Athens, one of the oldest cities in the world, is truly an open-air museum. In this historic town, you’ll walk in the footsteps of the great minds that created democracy, philosophy, theater, and more.
As the sun rises over the smooth marble monuments of the Acropolis and fills the cobblestone streets along its base, the people of Athens emerge from their homes and head to local markets or sidewalk games of chess. In Athens, life moves more slowly, as if the entire city is reveling in blissful retirement from its glory days as a political and cultural powerhouse.
Welcome to the heart of Athens, where history and grandeur intertwine to create an awe-inspiring masterpiece. The Acropolis stands as a testament to ancient Greece’s architectural brilliance, cultural heritage, and enduring legacy. Join us as we embark on a captivating journey through time, unraveling the secrets and marvels of this iconic landmark.
As you approach the Acropolis, a sense of wonder envelopes you. This monumental citadel, perched atop a rocky outcrop, has witnessed the rise and fall of civilizations for centuries. Its towering columns and intricate details evoke a profound sense of awe, hinting at the extraordinary achievements of the ancient Greeks.
Perhaps one of our favorite Athenian politicians, Pericles commissioned the construction of the Parthenon in 447 B.C., Dedicated to the Greek goddess Athena, the Parthenon sits high atop a compound of temples known as the Acropolis of Athens.
To deepen your understanding of the Acropolis’s significance, a visit to the Acropolis Museum is a must. Immerse yourself in a treasure trove of archaeological wonders, carefully curated to tell the stories of ancient Athens. Marvel at the exquisite sculptures, intricate friezes, and priceless artifacts that have survived the test of time.

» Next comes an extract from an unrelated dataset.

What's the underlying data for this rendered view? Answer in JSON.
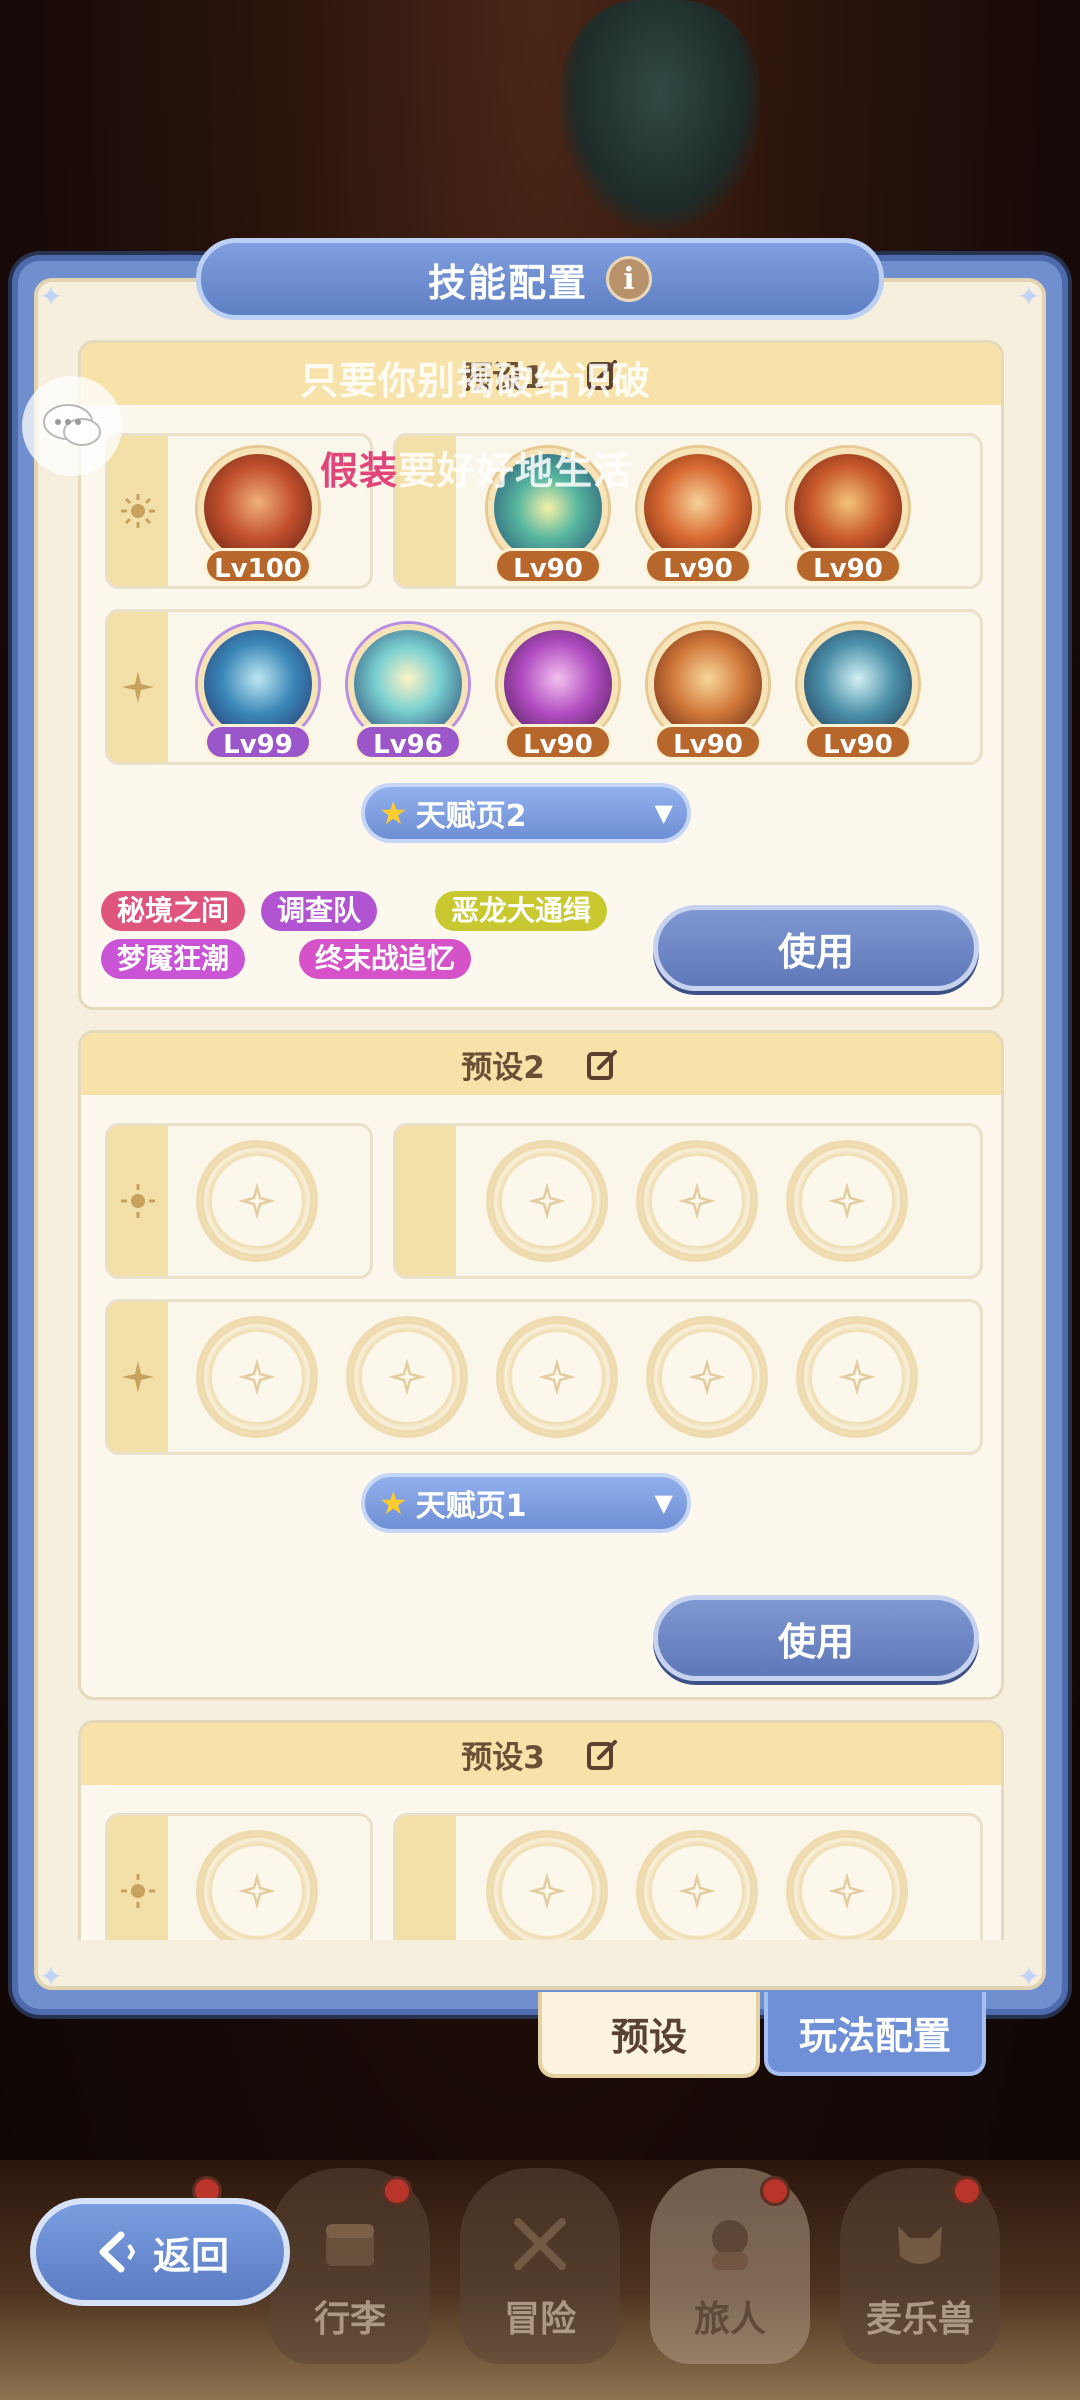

It was the largest and most lavish temple the Greek mainland had ever seen, with artwork and sculptures designed by the famous artist Pheidias, and took until 432 BC to complete. Throughout the centuries, the Parthenon withstood earthquakes, fire, wars, explosions, and looting yet remains, although battered, a powerful symbol of ancient Greece and Athenian culture. Today, it is one of the most recognized buildings in the world and an enduring symbol of ancient Greece.
In 1687, the Venetian army under General Francesco Morosini besieged the acropolis, which had been occupied by the Ottoman forces who used the Parthenon as a powder magazine. The Ottomans had optimistically assumed that no European would dare to fire at such an ancient and famous monument. Sadly, they were incorrect. On the 26th of September, a direct hit from a Venetian shell ignited the magazine and the massive explosion ripped apart the Parthenon.
Fortunately, since Greece’s independence from the Ottoman Empire, in 1838, the nation has taken enormous pains to conserve the Acropolis, considered by all a symbol of their national identity. All the structures built after the classical period have been removed to help restore the site’s dignity. In the 1930s, many of the collapsed columns were reconstructed to rebuild the Parthenon’s imposing outline. Thousands of fragments have been collected from the site and carefully curated. Many are now on display in the Acropolis Museum, opened in 2009, which showcases the long and determined Greek-led efforts at restoration. Inside the museum, there is a large, empty room that has been put aside for the day when the sculptures carved at the height of Athenian democracy will finally come home.
No visit to the Acropolis is complete without savoring its breathtaking panoramic views. As the sun begins its descent, casting a golden glow over the city, the Acropolis becomes even more enchanting. Find a serene spot, our personal recommendation is Filopappou Hill, and witness the harmonious blend of ancient and modern Athens, a sight that will forever be etched in your memory.
Located in central Athens and opposite the Acropolis, is one of the most beautiful vantage points in the city. The hill, which was called Muse Hill in ancient times, forms a chain of hills along with Nymph Hill and Pnyx. The climb up can be a bit steep, but rewarded with a breathtaking panorama, especially at sunset.
On the slopes of the hill, you can view the tiny church of St. Demetrius Loumpadiaris, as well as the caves Socrates was supposedly imprisoned in before his trial in 399 BC.
Interestingly, in these caves, artifacts from the Acropolis and National Archaeological Museum were hidden there to protect them from Nazi looting during WWII.
The story goes, that in in 1938, officials of the Greek Ministry of Culture took note of Adolf Hitler and Benito Mussolini’s aggressive actions and viewed their expansionist rhetoric as a direct threat to Greece. These officials anticipated the potential need to protect the most valued treasures of the country from war and developed a plan that included multiple methods of protection. One of these methods was storing artifacts in nearby caves. Over a six-month period, artifacts were discreetly moved in the middle of the night. The operation was completed on April 17, 1941, just ten days before the German troops entered Athens.
A visit to Filopappou Hill, during sunset, is highly recommended due to its combination of historical sites and a picturesque trail set amidst a landscape adorned with pine, eucalyptus, and olive trees at the center of contemporary Athens.